• Staying healthy on flights

    October 06, 2017 by Stuart | Category: Health and Safety Tips

    Travelling on a plane can be physically taxing on the body. Even healthy travellers are susceptible to picking up bugs on their journey. The following tips may help prevent arriving at your destination feeling a little under the weather.

    Treat the symptoms before you fly and rest up

    If you’re already feeling run down before you’re due to depart – it’s a good idea to take the day off before your flight and get as much rest as possible.

    Get relevant vaccinations

    It is important to research the country you are visiting and ensure you have had the relevant vaccinations.

    Take supplements before travelling

    Some supplements contain ingredients to support immune function and may help maintain hydration for frequent travellers. Check with your local pharmacy or speak to your GP about these cost-effective health boosters. Also think of taking travel sickness tablets, paracetamol or ibuprofen, anti-diarrhoea medication or anti-heartburn and indigestion products. It’s best not to assume the airline staff will have these products if you do not.
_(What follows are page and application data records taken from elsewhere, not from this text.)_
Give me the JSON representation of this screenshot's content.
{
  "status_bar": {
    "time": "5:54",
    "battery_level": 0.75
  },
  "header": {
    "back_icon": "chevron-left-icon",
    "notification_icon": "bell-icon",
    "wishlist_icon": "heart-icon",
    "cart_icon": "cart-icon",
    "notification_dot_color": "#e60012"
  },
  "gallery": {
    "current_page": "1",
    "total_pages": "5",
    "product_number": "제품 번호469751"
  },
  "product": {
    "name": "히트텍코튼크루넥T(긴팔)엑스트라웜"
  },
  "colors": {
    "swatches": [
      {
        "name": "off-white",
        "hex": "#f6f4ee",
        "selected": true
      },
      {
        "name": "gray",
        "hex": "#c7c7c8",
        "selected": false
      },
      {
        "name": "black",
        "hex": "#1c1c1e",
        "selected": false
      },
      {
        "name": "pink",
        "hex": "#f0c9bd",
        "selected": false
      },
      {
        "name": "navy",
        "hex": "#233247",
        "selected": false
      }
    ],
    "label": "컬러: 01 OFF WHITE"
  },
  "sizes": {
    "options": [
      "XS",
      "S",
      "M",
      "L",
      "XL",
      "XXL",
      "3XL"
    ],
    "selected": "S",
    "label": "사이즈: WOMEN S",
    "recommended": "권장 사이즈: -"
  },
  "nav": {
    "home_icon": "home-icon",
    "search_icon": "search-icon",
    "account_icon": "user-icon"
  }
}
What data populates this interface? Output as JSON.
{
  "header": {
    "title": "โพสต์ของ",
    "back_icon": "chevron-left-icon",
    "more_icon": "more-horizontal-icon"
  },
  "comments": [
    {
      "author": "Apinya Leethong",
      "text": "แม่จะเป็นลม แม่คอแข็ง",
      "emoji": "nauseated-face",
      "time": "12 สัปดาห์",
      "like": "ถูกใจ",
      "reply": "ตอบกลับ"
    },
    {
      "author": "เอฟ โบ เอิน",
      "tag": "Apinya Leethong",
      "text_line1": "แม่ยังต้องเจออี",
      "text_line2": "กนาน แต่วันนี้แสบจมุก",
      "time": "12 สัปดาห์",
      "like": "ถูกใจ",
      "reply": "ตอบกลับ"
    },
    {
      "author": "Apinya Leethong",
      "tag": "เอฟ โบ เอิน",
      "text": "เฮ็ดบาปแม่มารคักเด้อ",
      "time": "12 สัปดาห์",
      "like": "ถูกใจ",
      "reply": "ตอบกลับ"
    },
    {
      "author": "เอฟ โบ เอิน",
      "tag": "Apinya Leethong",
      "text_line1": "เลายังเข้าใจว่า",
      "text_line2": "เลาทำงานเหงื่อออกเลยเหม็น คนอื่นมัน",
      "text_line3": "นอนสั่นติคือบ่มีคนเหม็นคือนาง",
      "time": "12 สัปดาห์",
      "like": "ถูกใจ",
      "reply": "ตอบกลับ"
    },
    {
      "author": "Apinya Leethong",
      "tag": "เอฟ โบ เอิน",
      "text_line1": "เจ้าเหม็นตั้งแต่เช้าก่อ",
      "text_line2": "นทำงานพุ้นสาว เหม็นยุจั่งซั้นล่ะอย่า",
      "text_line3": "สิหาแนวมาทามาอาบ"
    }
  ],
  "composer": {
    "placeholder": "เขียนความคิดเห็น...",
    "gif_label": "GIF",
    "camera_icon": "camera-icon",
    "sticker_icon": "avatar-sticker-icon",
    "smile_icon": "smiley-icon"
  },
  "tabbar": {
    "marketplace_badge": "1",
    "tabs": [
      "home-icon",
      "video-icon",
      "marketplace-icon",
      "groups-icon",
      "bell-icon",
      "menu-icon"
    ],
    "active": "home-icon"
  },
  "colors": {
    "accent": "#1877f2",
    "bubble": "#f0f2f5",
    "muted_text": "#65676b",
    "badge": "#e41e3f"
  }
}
    Don’t forget to pack vital prescription medications in your carry-on luggage

    Enquire with the country’s embassy, high commission or consulate if the medicine is legal there. Travelling with unlabelled prescription drugs may be illegal in some countries. Check out our travelling with prescription medicine article on our website for more information.

    Wash your hands

    Professionals say this is the most effective way to stay healthy and to avoid unwanted germs. Use hand sanitising gel after hand washing – water on some planes can sometimes carry bacteria.

    Avoid using the tray table if you can

    This can be difficult on long flights when you need to have a meal. Eating off your lap could save you the risk of picking up unwanted germs. Also, wipe down the table and armrests with an antibacterial wipe first.

    Bring your own pillow and blanket

    There’s a chance that the blankets provided have been used and refolded from the last flight. If you don’t want to lug around a pillow, bring a clean pillow cover instead. If space is an issue, you can invest in an inflatable pillow.

    Drink bottled water and go steady on the booze

    The lack of humidity on the plane dries out mucous membranes which makes it harder to flush out germs and bacteria. Water aids in hydration and flushing out your system of toxins.

    Drink responsibly

    Jumping on the plane we are often quick to celebrate the freedom of travelling. Overindulging in alcohol could make you feel sick and dehydrated. It’s fine to have a drink or two to relax - but celebrating too much means you will have to make more trips to the bathroom, become dehydrated and get off the plane feeling lethargic.

    Coffee and tea may also dehydrate you

    These are diuretics and will increase the body’s dehydration.

    Pack some nasal moisturiser

    This combats nasal dryness when flying and by lubricating your nostrils will increase the activity of tiny hairs in your nose that are used to blow out germs. The ointment will also be good for treating dry lips when travelling.

    Some nasal moisturisers have antibacterial and antimicrobial properties so can be used for minor burns, insect bites and even chafing! So a tub of this stuff could have many uses when travelling. If you don’t like the smell you could always try a nasal spray instead to moisturise nostrils.

    Use a paper towel or an antibacterial wipe to open lavatory doors, bins and lift toilet seats

    Bathrooms and bin areas can be full of germs and if people don’t wash their hands when they are finished you may be subject to pick up their parasites.

    Don’t rub your eyes

    Many people suffer from dry eyes when flying and rubbing them with dirty hands has been linked as one of the primary ways of transmitting cold and flu viruses.

    If the person next to you is coughing, hacking up or obviously not well

    Never be rude to a fellow passenger. You can always ask flight staff if there’s an empty seat elsewhere that you can move to.

    Stretch and walk when you can

    Stretching your arms and legs are a good way to get the blood flow to the lower limbs and avoid blood clots. Wear flight socks if you’re prone to this and notify the crew if you feel any strange symptoms such as swelling or pain.

    Wear comfortable and loose-fitting shoes

    This will provide you with more comfort if your feet swell up when flying.

    Wear layers of clothing

    You may experience feeling hot and balmy then very cold on the plane due to various micro-climates. Layers will help you regulate temperature, and it is best to wear breathable fabrics.

    And of course – don’t forget to get your travel insurance.